Crown base height
n. The lowest height above the ground on an individual tree above which there is sufficient canopy fuel to propagate fire vertically.
Crown base height is a property of an individual tree, not of a plot, stand, or group of trees (see Canopy base height).
The meaning of crown base height depends on context. In the wildland fire context, crown base height is an effective value that incorporates all available fuel, including ladder fuel such as dead needles, needle drape, and lichen or moss, similar to the stand-level canopy base height.
In a silvicultural sense, crown base height is simply the height on the bole representing the bottom of the live crown, with the bottom of the live crown defined in various ways.

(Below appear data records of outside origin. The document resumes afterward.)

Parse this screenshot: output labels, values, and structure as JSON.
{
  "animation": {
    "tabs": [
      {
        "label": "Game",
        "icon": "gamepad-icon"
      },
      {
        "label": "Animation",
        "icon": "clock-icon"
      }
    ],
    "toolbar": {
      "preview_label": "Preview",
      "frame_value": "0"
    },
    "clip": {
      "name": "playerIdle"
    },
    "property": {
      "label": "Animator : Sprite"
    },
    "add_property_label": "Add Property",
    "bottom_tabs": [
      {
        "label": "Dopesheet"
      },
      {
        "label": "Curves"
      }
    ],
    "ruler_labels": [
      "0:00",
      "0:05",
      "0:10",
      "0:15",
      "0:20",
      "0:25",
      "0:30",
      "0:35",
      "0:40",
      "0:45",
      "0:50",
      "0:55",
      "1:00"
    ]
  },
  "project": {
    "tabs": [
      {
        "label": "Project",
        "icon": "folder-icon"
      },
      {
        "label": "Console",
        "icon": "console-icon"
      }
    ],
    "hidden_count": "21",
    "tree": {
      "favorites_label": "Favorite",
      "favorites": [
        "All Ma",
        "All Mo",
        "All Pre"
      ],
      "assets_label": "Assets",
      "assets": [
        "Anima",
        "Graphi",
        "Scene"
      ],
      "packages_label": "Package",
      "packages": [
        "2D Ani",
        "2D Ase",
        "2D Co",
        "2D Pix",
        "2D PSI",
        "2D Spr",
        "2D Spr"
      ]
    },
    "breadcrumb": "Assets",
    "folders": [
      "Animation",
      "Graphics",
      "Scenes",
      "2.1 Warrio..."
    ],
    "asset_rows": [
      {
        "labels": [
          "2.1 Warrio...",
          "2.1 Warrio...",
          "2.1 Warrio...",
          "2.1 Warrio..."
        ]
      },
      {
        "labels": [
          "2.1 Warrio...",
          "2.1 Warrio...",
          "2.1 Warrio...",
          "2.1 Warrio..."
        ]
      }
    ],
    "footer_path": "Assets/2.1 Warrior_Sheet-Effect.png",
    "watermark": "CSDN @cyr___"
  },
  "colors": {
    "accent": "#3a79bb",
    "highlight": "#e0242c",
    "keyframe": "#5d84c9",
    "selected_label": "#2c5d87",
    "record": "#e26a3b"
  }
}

The two contexts differ as follows: the fire context stresses the vertical position of available canopy fuel, whereas the silviculture context focuses on compacted crowns and the insertion point where the branch meets the stem. Crown base height in the fire context is nearly always lower than in the silviculture context.